Sister Mary Janet received her B. Ed. in Secondary Education from Duquesne University in 1947. Then, in 1953, she received her M.L. in Geography from the University of Pittsburgh.
Sister Mary Janet Ryan passed on September 15th, 2017 at the age of 99.
An oral history of Sister Dorothy Marie Quigley, a Sister of Charity of Seton Hill from 1941 until 1993. The interview was conducted by Sister Sara Louise Reilly on June 3 and 10, 1984.
Sister Dorothy Marie Quigley was born on July 15th, 1912 in Erie, Pa. Daughter of William James Quigley and Florence Elizabeth Flanagan, Dorothy May Quigley entered the community on March 25th to May 18th, 1938. Then, she re-entered on September 8th, 1941 at the age of 29.
Sister Dorothy Marie was an elementary teacher from 1944 to 1952 at Cathedral, Altoona. She went on to teach in the Home Economics Department at Seton Hill College in 1955. During the summer sessions of 1960-1964 and 1974, Sister Dorothy Marie taught Child Care in the Home Economics Department at Seton Hill College. She directed the Seton Hill Day Care, and by 1978 there were four federally centers and four state-funded centers. This was the first head start program in Westmoreland County; Seton Hill Day Care Incorporated. They received federal funding in 1966 to start the Seton Hill Day Care Inc., which was the country's first Head Start early-education program for children. Sister Dorothy Marie served as the Director of the program for 17 years and she supervised its expansion to include 12 day and home care centers throughout the city.
Sister Dorothy Marie received her B.S. in Home Economics from Seton Hill College in 1954. Then, she went on to Cornell University to receive her M.S. in Home Management and Foods in 1960. In 1983, she coordinated the PACT - Pregnant Adolescent Child Care Training.
Sister Dorothy Marie Quigley passed on September 7th, 1993 at the age of 81.
An oral history of Sister Francis Louise Honeychuck, a Sister of Charity of Seton Hill from 1932 until 2017. The interview was conducted by Sister Marie Corona Miller and was also partially self-taped.

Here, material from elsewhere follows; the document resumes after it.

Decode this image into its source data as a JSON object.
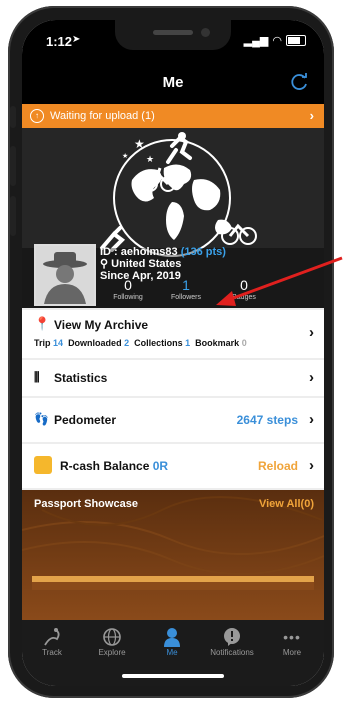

Sister Francis Louise Honeychuck - born Emma Marie Honeychuck on October 23, 1914 - entered the Sisters of Charity of Seton Hill in March of 1932. She received a bachelor's degree in education from Duquesne University in 1947 and a master's degree in education from Wayne University in 1955. She taught at St. James School in West End from 1934-1937 and at De Paul Institute from 1937-1997. From 1948-1970, she helped to develop and oversee De Paul's services for blind children. Having learned Braille through Columbia University, Sister Francis Louise submitted a Braille translation of the book Black Beauty in order to complete her program. She received a Volunteer Braille Transcriber certification from the Library of Congress in 1962. Sister Francis Louise died on April 29, 2017.